___ Extracted entries

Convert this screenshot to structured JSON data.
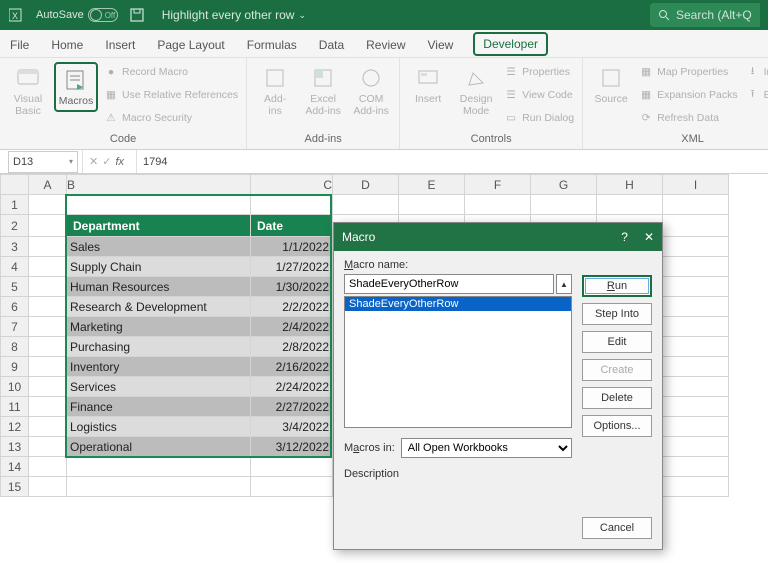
{
  "titlebar": {
    "autosave_label": "AutoSave",
    "autosave_state": "Off",
    "doc_title": "Highlight every other row",
    "search_placeholder": "Search (Alt+Q"
  },
  "tabs": {
    "file": "File",
    "home": "Home",
    "insert": "Insert",
    "page_layout": "Page Layout",
    "formulas": "Formulas",
    "data": "Data",
    "review": "Review",
    "view": "View",
    "developer": "Developer"
  },
  "ribbon": {
    "code": {
      "label": "Code",
      "visual_basic": "Visual\nBasic",
      "macros": "Macros",
      "record_macro": "Record Macro",
      "use_relative": "Use Relative References",
      "macro_security": "Macro Security"
    },
    "addins": {
      "label": "Add-ins",
      "addins": "Add-\nins",
      "excel_addins": "Excel\nAdd-ins",
      "com_addins": "COM\nAdd-ins"
    },
    "controls": {
      "label": "Controls",
      "insert": "Insert",
      "design_mode": "Design\nMode",
      "properties": "Properties",
      "view_code": "View Code",
      "run_dialog": "Run Dialog"
    },
    "source": {
      "label": "XML",
      "source": "Source",
      "map_properties": "Map Properties",
      "expansion_packs": "Expansion Packs",
      "refresh_data": "Refresh Data",
      "import": "Import",
      "export": "Export"
    }
  },
  "formulabar": {
    "cell_ref": "D13",
    "value": "1794"
  },
  "columns": [
    "A",
    "B",
    "C",
    "D",
    "E",
    "F",
    "G",
    "H",
    "I"
  ],
  "rows": [
    1,
    2,
    3,
    4,
    5,
    6,
    7,
    8,
    9,
    10,
    11,
    12,
    13,
    14,
    15
  ],
  "data": {
    "headers": {
      "dept": "Department",
      "date": "Date"
    },
    "rows": [
      {
        "dept": "Sales",
        "date": "1/1/2022"
      },
      {
        "dept": "Supply Chain",
        "date": "1/27/2022"
      },
      {
        "dept": "Human Resources",
        "date": "1/30/2022"
      },
      {
        "dept": "Research & Development",
        "date": "2/2/2022"
      },
      {
        "dept": "Marketing",
        "date": "2/4/2022"
      },
      {
        "dept": "Purchasing",
        "date": "2/8/2022"
      },
      {
        "dept": "Inventory",
        "date": "2/16/2022"
      },
      {
        "dept": "Services",
        "date": "2/24/2022"
      },
      {
        "dept": "Finance",
        "date": "2/27/2022"
      },
      {
        "dept": "Logistics",
        "date": "3/4/2022"
      },
      {
        "dept": "Operational",
        "date": "3/12/2022"
      }
    ]
  },
  "dialog": {
    "title": "Macro",
    "help": "?",
    "close": "✕",
    "macro_name_label": "Macro name:",
    "macro_name_value": "ShadeEveryOtherRow",
    "list_item": "ShadeEveryOtherRow",
    "macros_in_label": "Macros in:",
    "macros_in_value": "All Open Workbooks",
    "description_label": "Description",
    "buttons": {
      "run": "Run",
      "step_into": "Step Into",
      "edit": "Edit",
      "create": "Create",
      "delete": "Delete",
      "options": "Options...",
      "cancel": "Cancel"
    }
  }
}
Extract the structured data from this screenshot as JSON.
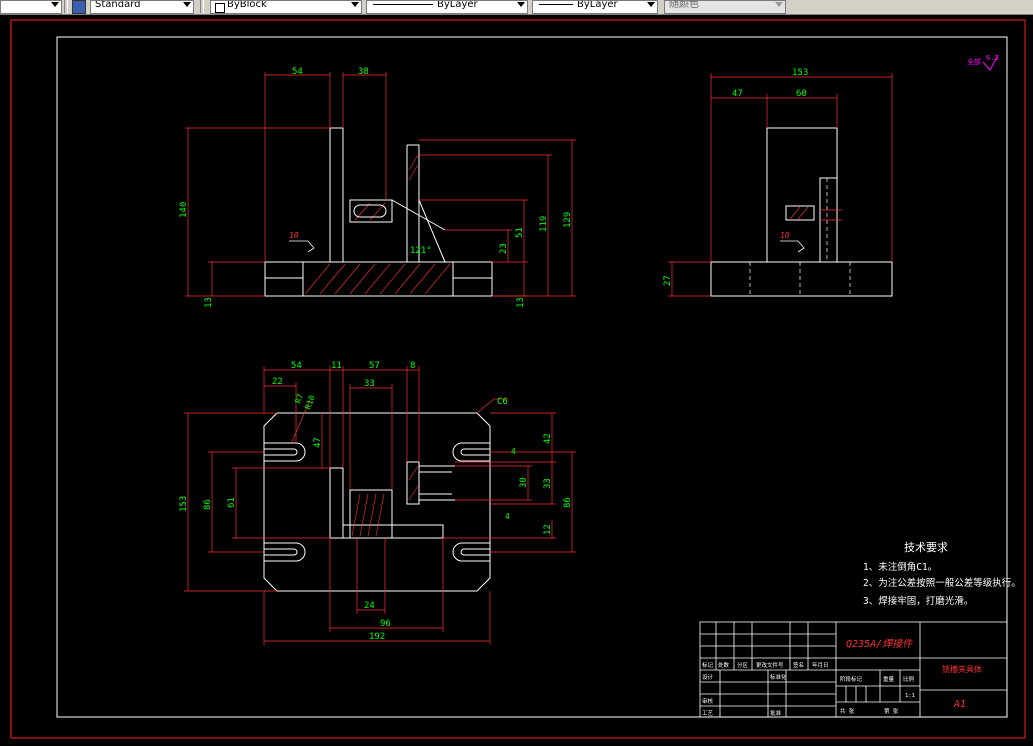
{
  "toolbar": {
    "text_style": "Standard",
    "color": "ByBlock",
    "linetype": "ByLayer",
    "lineweight": "ByLayer",
    "plot_style": "随颜色"
  },
  "colors": {
    "outline": "#ffffff",
    "dimension": "#ff3030",
    "dim_text": "#00ff00",
    "border_red": "#ff2020",
    "title_text": "#ff3030",
    "roughness_mark": "#ff00ff"
  },
  "drawing": {
    "roughness_label": "全部",
    "roughness_value": "6.3",
    "front_view_dims": {
      "top_54": "54",
      "top_38": "38",
      "left_140": "140",
      "bottom_13_left": "13",
      "bottom_13_right": "13",
      "d23": "23",
      "d51": "51",
      "d119": "119",
      "d129": "129",
      "angle": "121°",
      "weld_size": "10"
    },
    "side_view_dims": {
      "top_153": "153",
      "d47": "47",
      "d60": "60",
      "d27": "27",
      "weld_size": "10"
    },
    "top_view_dims": {
      "d54": "54",
      "d11": "11",
      "d57": "57",
      "d8": "8",
      "d22": "22",
      "d33": "33",
      "r7": "R7",
      "r10": "R10",
      "c6": "C6",
      "d47": "47",
      "d153": "153",
      "d86_left": "86",
      "d61": "61",
      "d42": "42",
      "d4_top": "4",
      "d30": "30",
      "d33_right": "33",
      "d86_right": "86",
      "d4_bottom": "4",
      "d12": "12",
      "d24": "24",
      "d96": "96",
      "d192": "192"
    }
  },
  "technical_requirements": {
    "heading": "技术要求",
    "items": [
      "1、未注倒角C1。",
      "2、为注公差按照一般公差等级执行。",
      "3、焊接牢固，打磨光滑。"
    ]
  },
  "title_block": {
    "material": "Q235A/焊接件",
    "part_name": "铣槽夹具体",
    "drawing_number": "A1",
    "labels": {
      "mark": "标记",
      "count": "处数",
      "zone": "分区",
      "change_doc": "更改文件号",
      "sign": "签名",
      "date": "年月日",
      "designer": "设计",
      "standardize": "标准化",
      "stage_mark": "阶段标记",
      "weight": "重量",
      "scale": "比例",
      "ratio": "1:1",
      "reviewer": "审核",
      "process": "工艺",
      "approve": "批准",
      "sheets": "共 张",
      "sheet": "第 张"
    }
  }
}
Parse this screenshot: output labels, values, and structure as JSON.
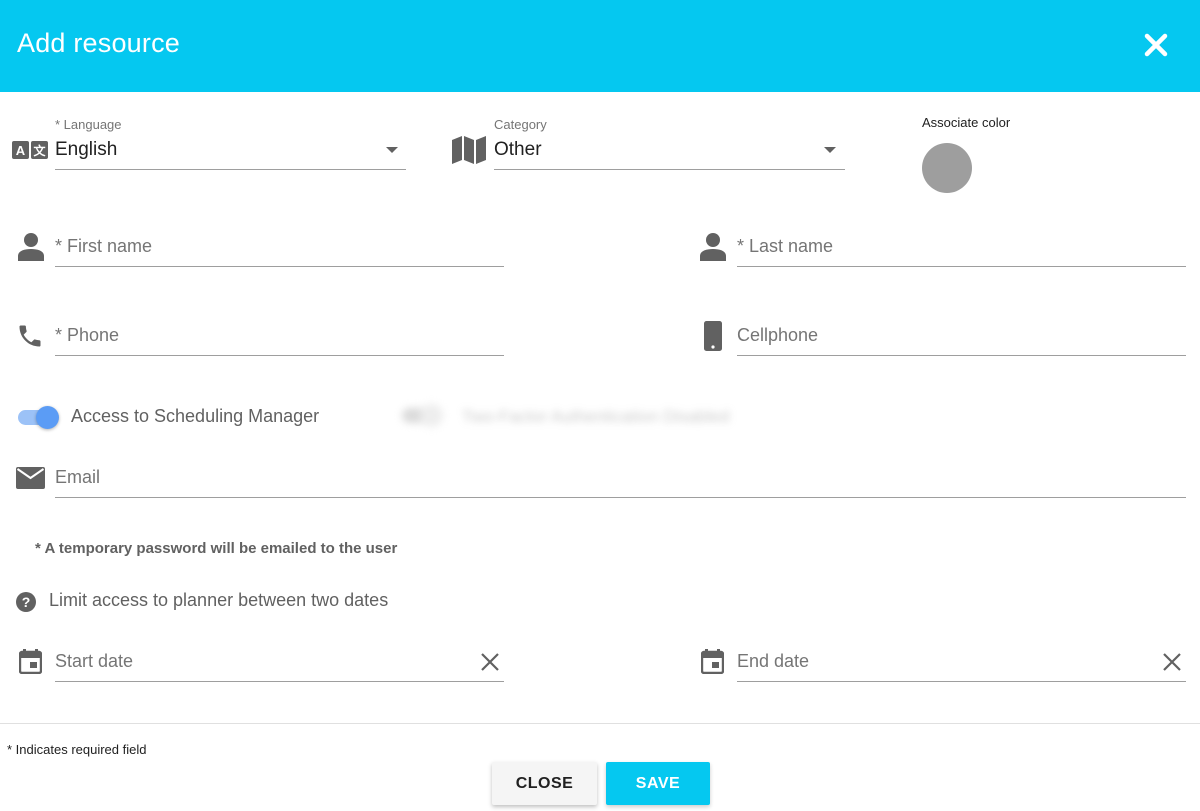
{
  "dialog": {
    "title": "Add resource"
  },
  "language": {
    "label": "* Language",
    "value": "English",
    "icon": "translate-icon"
  },
  "category": {
    "label": "Category",
    "value": "Other",
    "icon": "map-icon"
  },
  "color": {
    "label": "Associate color",
    "value": "#9e9e9e"
  },
  "first_name": {
    "placeholder": "* First name",
    "icon": "person-icon"
  },
  "last_name": {
    "placeholder": "* Last name",
    "icon": "person-icon"
  },
  "phone": {
    "placeholder": "* Phone",
    "icon": "phone-icon"
  },
  "cellphone": {
    "placeholder": "Cellphone",
    "icon": "smartphone-icon"
  },
  "scheduling_access": {
    "label": "Access to Scheduling Manager",
    "enabled": true
  },
  "two_factor": {
    "label": "Two-Factor Authentication Disabled",
    "enabled": false
  },
  "email": {
    "placeholder": "Email",
    "icon": "email-icon"
  },
  "password_note": "* A temporary password will be emailed to the user",
  "limit_access": {
    "label": "Limit access to planner between two dates",
    "icon": "help-icon"
  },
  "start_date": {
    "placeholder": "Start date",
    "icon": "calendar-icon"
  },
  "end_date": {
    "placeholder": "End date",
    "icon": "calendar-icon"
  },
  "footer": {
    "required_note": "* Indicates required field",
    "close_label": "CLOSE",
    "save_label": "SAVE"
  },
  "colors": {
    "header": "#05c8f0",
    "save_button": "#05c8f0",
    "toggle_on": "#5b9cf5"
  }
}
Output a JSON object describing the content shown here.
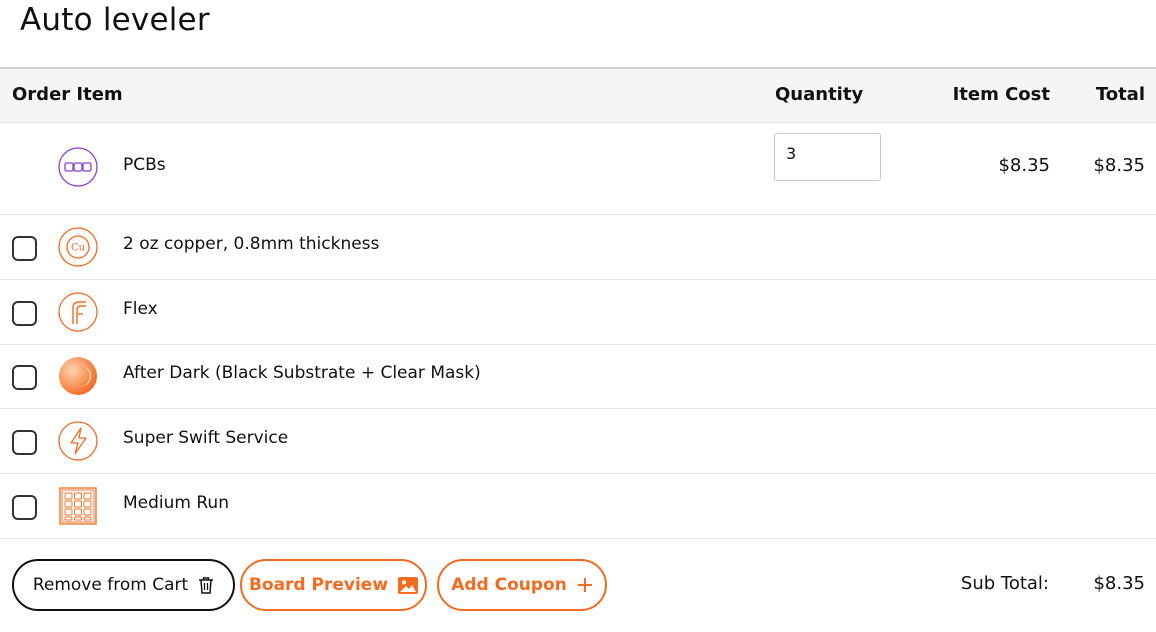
{
  "page_title": "Auto leveler",
  "table": {
    "headers": {
      "item": "Order Item",
      "quantity": "Quantity",
      "item_cost": "Item Cost",
      "total": "Total"
    }
  },
  "main_item": {
    "name": "PCBs",
    "quantity": "3",
    "item_cost": "$8.35",
    "total": "$8.35",
    "icon": "pcb-panel-icon"
  },
  "options": [
    {
      "label": "2 oz copper, 0.8mm thickness",
      "icon": "copper-icon",
      "checked": false
    },
    {
      "label": "Flex",
      "icon": "flex-icon",
      "checked": false
    },
    {
      "label": "After Dark (Black Substrate + Clear Mask)",
      "icon": "after-dark-icon",
      "checked": false
    },
    {
      "label": "Super Swift Service",
      "icon": "lightning-icon",
      "checked": false
    },
    {
      "label": "Medium Run",
      "icon": "medium-run-grid-icon",
      "checked": false
    }
  ],
  "footer": {
    "remove_label": "Remove from Cart",
    "preview_label": "Board Preview",
    "coupon_label": "Add Coupon",
    "subtotal_label": "Sub Total:",
    "subtotal_value": "$8.35"
  },
  "colors": {
    "accent": "#f26b21",
    "purple": "#8a3fd1",
    "text": "#111111",
    "header_bg": "#f5f5f5"
  }
}
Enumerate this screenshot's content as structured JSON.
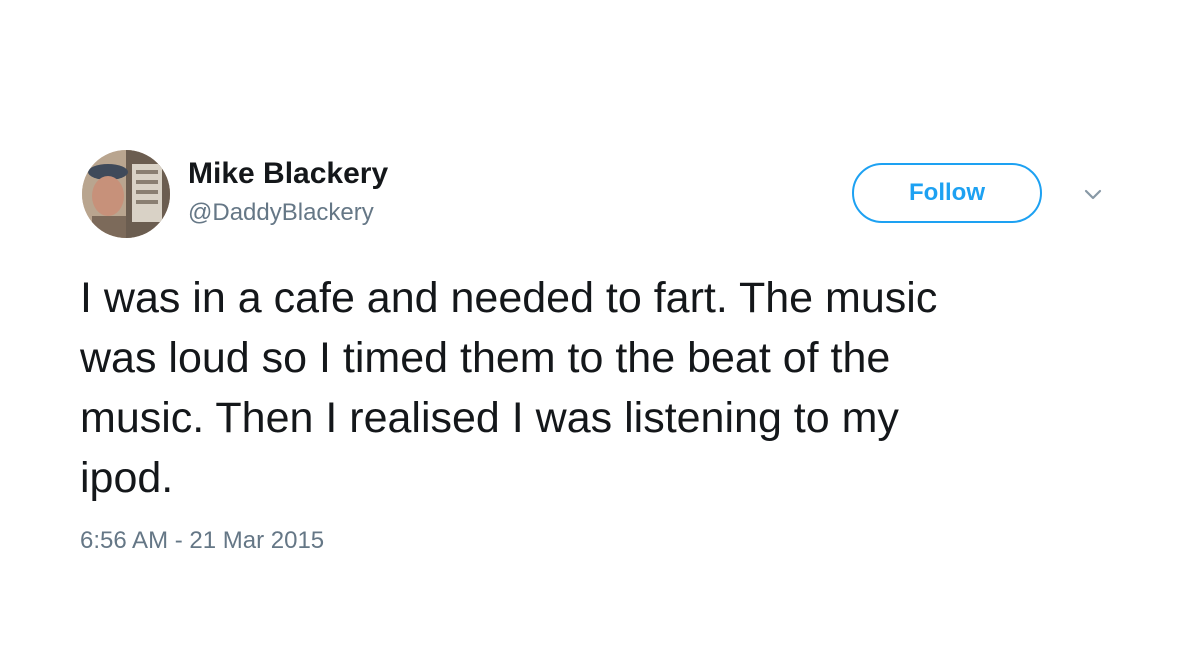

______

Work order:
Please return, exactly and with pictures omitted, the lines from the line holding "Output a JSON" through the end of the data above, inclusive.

Solution for this exercise:
Output a JSON object describing the content shown here.
{
  "page_title": "Auto leveler",
  "table": {
    "headers": {
      "item": "Order Item",
      "quantity": "Quantity",
      "item_cost": "Item Cost",
      "total": "Total"
    }
  },
  "main_item": {
    "name": "PCBs",
    "quantity": "3",
    "item_cost": "$8.35",
    "total": "$8.35",
    "icon": "pcb-panel-icon"
  },
  "options": [
    {
      "label": "2 oz copper, 0.8mm thickness",
      "icon": "copper-icon",
      "checked": false
    },
    {
      "label": "Flex",
      "icon": "flex-icon",
      "checked": false
    },
    {
      "label": "After Dark (Black Substrate + Clear Mask)",
      "icon": "after-dark-icon",
      "checked": false
    },
    {
      "label": "Super Swift Service",
      "icon": "lightning-icon",
      "checked": false
    },
    {
      "label": "Medium Run",
      "icon": "medium-run-grid-icon",
      "checked": false
    }
  ],
  "footer": {
    "remove_label": "Remove from Cart",
    "preview_label": "Board Preview",
    "coupon_label": "Add Coupon",
    "subtotal_label": "Sub Total:",
    "subtotal_value": "$8.35"
  },
  "colors": {
    "accent": "#f26b21",
    "purple": "#8a3fd1",
    "text": "#111111",
    "header_bg": "#f5f5f5"
  }
}
Enumerate this screenshot's content as structured JSON.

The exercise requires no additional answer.